App and web page records:

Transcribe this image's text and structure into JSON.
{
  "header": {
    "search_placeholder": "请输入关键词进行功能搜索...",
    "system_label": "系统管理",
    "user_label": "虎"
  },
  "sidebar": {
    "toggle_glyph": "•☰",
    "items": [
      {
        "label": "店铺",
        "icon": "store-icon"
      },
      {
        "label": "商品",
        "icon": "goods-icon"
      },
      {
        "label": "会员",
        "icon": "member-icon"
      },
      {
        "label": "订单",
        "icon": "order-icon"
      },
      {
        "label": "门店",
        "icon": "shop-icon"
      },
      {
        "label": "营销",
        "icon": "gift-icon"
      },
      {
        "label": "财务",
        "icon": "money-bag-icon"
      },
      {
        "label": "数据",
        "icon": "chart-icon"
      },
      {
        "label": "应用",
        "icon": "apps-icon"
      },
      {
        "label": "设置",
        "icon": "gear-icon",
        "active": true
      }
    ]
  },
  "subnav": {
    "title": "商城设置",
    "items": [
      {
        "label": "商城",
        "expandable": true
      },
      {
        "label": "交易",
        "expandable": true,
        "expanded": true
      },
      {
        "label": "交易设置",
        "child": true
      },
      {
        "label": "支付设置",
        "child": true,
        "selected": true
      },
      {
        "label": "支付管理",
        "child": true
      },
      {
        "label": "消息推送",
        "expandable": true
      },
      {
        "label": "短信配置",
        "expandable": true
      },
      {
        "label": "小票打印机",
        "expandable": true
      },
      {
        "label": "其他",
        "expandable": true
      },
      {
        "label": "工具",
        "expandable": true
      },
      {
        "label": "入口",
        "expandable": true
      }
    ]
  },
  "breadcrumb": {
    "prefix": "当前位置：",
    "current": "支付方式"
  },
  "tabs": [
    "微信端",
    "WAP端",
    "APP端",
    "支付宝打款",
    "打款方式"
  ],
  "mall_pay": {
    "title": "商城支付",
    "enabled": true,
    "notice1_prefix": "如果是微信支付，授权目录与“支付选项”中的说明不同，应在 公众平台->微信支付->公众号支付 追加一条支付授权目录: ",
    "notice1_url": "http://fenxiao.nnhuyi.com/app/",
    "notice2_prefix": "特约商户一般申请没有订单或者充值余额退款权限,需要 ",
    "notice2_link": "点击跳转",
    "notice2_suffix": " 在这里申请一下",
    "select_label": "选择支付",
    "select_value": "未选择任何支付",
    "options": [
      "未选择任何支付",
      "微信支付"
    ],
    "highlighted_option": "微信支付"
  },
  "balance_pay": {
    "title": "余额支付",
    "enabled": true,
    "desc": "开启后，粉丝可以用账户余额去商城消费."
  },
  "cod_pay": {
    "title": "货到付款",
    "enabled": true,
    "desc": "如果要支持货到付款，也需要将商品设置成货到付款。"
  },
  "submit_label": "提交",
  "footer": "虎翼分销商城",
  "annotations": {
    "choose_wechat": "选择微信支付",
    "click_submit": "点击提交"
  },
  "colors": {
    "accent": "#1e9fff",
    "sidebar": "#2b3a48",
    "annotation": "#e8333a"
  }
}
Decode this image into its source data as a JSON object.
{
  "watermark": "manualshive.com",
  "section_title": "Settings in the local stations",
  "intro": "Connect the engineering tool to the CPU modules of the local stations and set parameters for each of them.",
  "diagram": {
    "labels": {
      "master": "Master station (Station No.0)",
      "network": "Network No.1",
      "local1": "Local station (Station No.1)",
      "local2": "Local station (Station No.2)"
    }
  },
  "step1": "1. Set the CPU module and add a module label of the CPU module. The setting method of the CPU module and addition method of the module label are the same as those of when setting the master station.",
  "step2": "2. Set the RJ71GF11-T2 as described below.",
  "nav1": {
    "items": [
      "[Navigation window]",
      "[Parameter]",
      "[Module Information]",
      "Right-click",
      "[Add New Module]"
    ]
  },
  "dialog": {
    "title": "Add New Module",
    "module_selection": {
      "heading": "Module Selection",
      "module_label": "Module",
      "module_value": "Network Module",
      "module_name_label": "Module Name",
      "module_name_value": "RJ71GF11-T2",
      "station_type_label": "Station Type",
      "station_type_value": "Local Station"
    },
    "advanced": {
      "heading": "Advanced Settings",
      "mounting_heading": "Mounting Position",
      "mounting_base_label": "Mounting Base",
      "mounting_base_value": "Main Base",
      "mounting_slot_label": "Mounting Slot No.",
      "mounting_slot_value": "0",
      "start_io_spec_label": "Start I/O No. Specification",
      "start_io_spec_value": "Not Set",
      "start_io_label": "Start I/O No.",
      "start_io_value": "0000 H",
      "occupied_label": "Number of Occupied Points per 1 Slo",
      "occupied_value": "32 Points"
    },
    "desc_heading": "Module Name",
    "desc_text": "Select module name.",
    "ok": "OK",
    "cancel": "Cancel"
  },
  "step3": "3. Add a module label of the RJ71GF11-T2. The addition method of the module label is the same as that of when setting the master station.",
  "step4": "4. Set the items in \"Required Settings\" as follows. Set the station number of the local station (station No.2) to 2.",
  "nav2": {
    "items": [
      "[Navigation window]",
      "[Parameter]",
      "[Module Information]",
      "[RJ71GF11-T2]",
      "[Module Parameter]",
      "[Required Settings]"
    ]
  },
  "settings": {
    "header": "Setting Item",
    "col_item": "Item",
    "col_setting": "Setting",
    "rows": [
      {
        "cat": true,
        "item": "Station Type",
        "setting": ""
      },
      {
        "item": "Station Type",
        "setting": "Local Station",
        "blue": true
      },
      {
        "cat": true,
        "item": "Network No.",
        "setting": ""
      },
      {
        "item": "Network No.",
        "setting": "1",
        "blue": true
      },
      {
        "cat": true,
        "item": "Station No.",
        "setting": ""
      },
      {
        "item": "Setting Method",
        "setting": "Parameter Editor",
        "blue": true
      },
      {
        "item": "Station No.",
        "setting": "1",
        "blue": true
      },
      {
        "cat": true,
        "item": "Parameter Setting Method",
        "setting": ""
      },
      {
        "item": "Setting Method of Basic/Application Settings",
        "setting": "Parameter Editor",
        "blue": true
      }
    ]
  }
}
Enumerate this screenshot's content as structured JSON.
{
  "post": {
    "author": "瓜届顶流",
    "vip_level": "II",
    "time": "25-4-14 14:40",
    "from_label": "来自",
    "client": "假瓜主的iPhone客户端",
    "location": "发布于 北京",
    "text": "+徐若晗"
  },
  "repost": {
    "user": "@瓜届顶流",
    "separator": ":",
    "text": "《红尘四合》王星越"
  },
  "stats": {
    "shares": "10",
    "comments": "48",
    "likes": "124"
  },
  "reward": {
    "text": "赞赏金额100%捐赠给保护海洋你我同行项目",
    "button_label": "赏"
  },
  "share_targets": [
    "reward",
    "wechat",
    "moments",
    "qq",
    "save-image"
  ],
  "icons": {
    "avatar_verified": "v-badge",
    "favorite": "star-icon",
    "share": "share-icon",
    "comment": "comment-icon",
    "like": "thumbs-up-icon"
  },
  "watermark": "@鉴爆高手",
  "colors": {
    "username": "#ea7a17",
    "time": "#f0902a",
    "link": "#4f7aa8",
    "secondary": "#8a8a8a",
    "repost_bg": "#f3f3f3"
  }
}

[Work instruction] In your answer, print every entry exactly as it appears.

[The answer]
Transcribe this image's text and structure into JSON.
{
  "header": {
    "search_placeholder": "请输入关键词进行功能搜索...",
    "system_label": "系统管理",
    "user_label": "虎"
  },
  "sidebar": {
    "toggle_glyph": "•☰",
    "items": [
      {
        "label": "店铺",
        "icon": "store-icon"
      },
      {
        "label": "商品",
        "icon": "goods-icon"
      },
      {
        "label": "会员",
        "icon": "member-icon"
      },
      {
        "label": "订单",
        "icon": "order-icon"
      },
      {
        "label": "门店",
        "icon": "shop-icon"
      },
      {
        "label": "营销",
        "icon": "gift-icon"
      },
      {
        "label": "财务",
        "icon": "money-bag-icon"
      },
      {
        "label": "数据",
        "icon": "chart-icon"
      },
      {
        "label": "应用",
        "icon": "apps-icon"
      },
      {
        "label": "设置",
        "icon": "gear-icon",
        "active": true
      }
    ]
  },
  "subnav": {
    "title": "商城设置",
    "items": [
      {
        "label": "商城",
        "expandable": true
      },
      {
        "label": "交易",
        "expandable": true,
        "expanded": true
      },
      {
        "label": "交易设置",
        "child": true
      },
      {
        "label": "支付设置",
        "child": true,
        "selected": true
      },
      {
        "label": "支付管理",
        "child": true
      },
      {
        "label": "消息推送",
        "expandable": true
      },
      {
        "label": "短信配置",
        "expandable": true
      },
      {
        "label": "小票打印机",
        "expandable": true
      },
      {
        "label": "其他",
        "expandable": true
      },
      {
        "label": "工具",
        "expandable": true
      },
      {
        "label": "入口",
        "expandable": true
      }
    ]
  },
  "breadcrumb": {
    "prefix": "当前位置：",
    "current": "支付方式"
  },
  "tabs": [
    "微信端",
    "WAP端",
    "APP端",
    "支付宝打款",
    "打款方式"
  ],
  "mall_pay": {
    "title": "商城支付",
    "enabled": true,
    "notice1_prefix": "如果是微信支付，授权目录与“支付选项”中的说明不同，应在 公众平台->微信支付->公众号支付 追加一条支付授权目录: ",
    "notice1_url": "http://fenxiao.nnhuyi.com/app/",
    "notice2_prefix": "特约商户一般申请没有订单或者充值余额退款权限,需要 ",
    "notice2_link": "点击跳转",
    "notice2_suffix": " 在这里申请一下",
    "select_label": "选择支付",
    "select_value": "未选择任何支付",
    "options": [
      "未选择任何支付",
      "微信支付"
    ],
    "highlighted_option": "微信支付"
  },
  "balance_pay": {
    "title": "余额支付",
    "enabled": true,
    "desc": "开启后，粉丝可以用账户余额去商城消费."
  },
  "cod_pay": {
    "title": "货到付款",
    "enabled": true,
    "desc": "如果要支持货到付款，也需要将商品设置成货到付款。"
  },
  "submit_label": "提交",
  "footer": "虎翼分销商城",
  "annotations": {
    "choose_wechat": "选择微信支付",
    "click_submit": "点击提交"
  },
  "colors": {
    "accent": "#1e9fff",
    "sidebar": "#2b3a48",
    "annotation": "#e8333a"
  }
}
Decode this image into its source data as a JSON object.
{
  "watermark": "manualshive.com",
  "section_title": "Settings in the local stations",
  "intro": "Connect the engineering tool to the CPU modules of the local stations and set parameters for each of them.",
  "diagram": {
    "labels": {
      "master": "Master station (Station No.0)",
      "network": "Network No.1",
      "local1": "Local station (Station No.1)",
      "local2": "Local station (Station No.2)"
    }
  },
  "step1": "1. Set the CPU module and add a module label of the CPU module. The setting method of the CPU module and addition method of the module label are the same as those of when setting the master station.",
  "step2": "2. Set the RJ71GF11-T2 as described below.",
  "nav1": {
    "items": [
      "[Navigation window]",
      "[Parameter]",
      "[Module Information]",
      "Right-click",
      "[Add New Module]"
    ]
  },
  "dialog": {
    "title": "Add New Module",
    "module_selection": {
      "heading": "Module Selection",
      "module_label": "Module",
      "module_value": "Network Module",
      "module_name_label": "Module Name",
      "module_name_value": "RJ71GF11-T2",
      "station_type_label": "Station Type",
      "station_type_value": "Local Station"
    },
    "advanced": {
      "heading": "Advanced Settings",
      "mounting_heading": "Mounting Position",
      "mounting_base_label": "Mounting Base",
      "mounting_base_value": "Main Base",
      "mounting_slot_label": "Mounting Slot No.",
      "mounting_slot_value": "0",
      "start_io_spec_label": "Start I/O No. Specification",
      "start_io_spec_value": "Not Set",
      "start_io_label": "Start I/O No.",
      "start_io_value": "0000 H",
      "occupied_label": "Number of Occupied Points per 1 Slo",
      "occupied_value": "32 Points"
    },
    "desc_heading": "Module Name",
    "desc_text": "Select module name.",
    "ok": "OK",
    "cancel": "Cancel"
  },
  "step3": "3. Add a module label of the RJ71GF11-T2. The addition method of the module label is the same as that of when setting the master station.",
  "step4": "4. Set the items in \"Required Settings\" as follows. Set the station number of the local station (station No.2) to 2.",
  "nav2": {
    "items": [
      "[Navigation window]",
      "[Parameter]",
      "[Module Information]",
      "[RJ71GF11-T2]",
      "[Module Parameter]",
      "[Required Settings]"
    ]
  },
  "settings": {
    "header": "Setting Item",
    "col_item": "Item",
    "col_setting": "Setting",
    "rows": [
      {
        "cat": true,
        "item": "Station Type",
        "setting": ""
      },
      {
        "item": "Station Type",
        "setting": "Local Station",
        "blue": true
      },
      {
        "cat": true,
        "item": "Network No.",
        "setting": ""
      },
      {
        "item": "Network No.",
        "setting": "1",
        "blue": true
      },
      {
        "cat": true,
        "item": "Station No.",
        "setting": ""
      },
      {
        "item": "Setting Method",
        "setting": "Parameter Editor",
        "blue": true
      },
      {
        "item": "Station No.",
        "setting": "1",
        "blue": true
      },
      {
        "cat": true,
        "item": "Parameter Setting Method",
        "setting": ""
      },
      {
        "item": "Setting Method of Basic/Application Settings",
        "setting": "Parameter Editor",
        "blue": true
      }
    ]
  }
}
Enumerate this screenshot's content as structured JSON.
{
  "post": {
    "author": "瓜届顶流",
    "vip_level": "II",
    "time": "25-4-14 14:40",
    "from_label": "来自",
    "client": "假瓜主的iPhone客户端",
    "location": "发布于 北京",
    "text": "+徐若晗"
  },
  "repost": {
    "user": "@瓜届顶流",
    "separator": ":",
    "text": "《红尘四合》王星越"
  },
  "stats": {
    "shares": "10",
    "comments": "48",
    "likes": "124"
  },
  "reward": {
    "text": "赞赏金额100%捐赠给保护海洋你我同行项目",
    "button_label": "赏"
  },
  "share_targets": [
    "reward",
    "wechat",
    "moments",
    "qq",
    "save-image"
  ],
  "icons": {
    "avatar_verified": "v-badge",
    "favorite": "star-icon",
    "share": "share-icon",
    "comment": "comment-icon",
    "like": "thumbs-up-icon"
  },
  "watermark": "@鉴爆高手",
  "colors": {
    "username": "#ea7a17",
    "time": "#f0902a",
    "link": "#4f7aa8",
    "secondary": "#8a8a8a",
    "repost_bg": "#f3f3f3"
  }
}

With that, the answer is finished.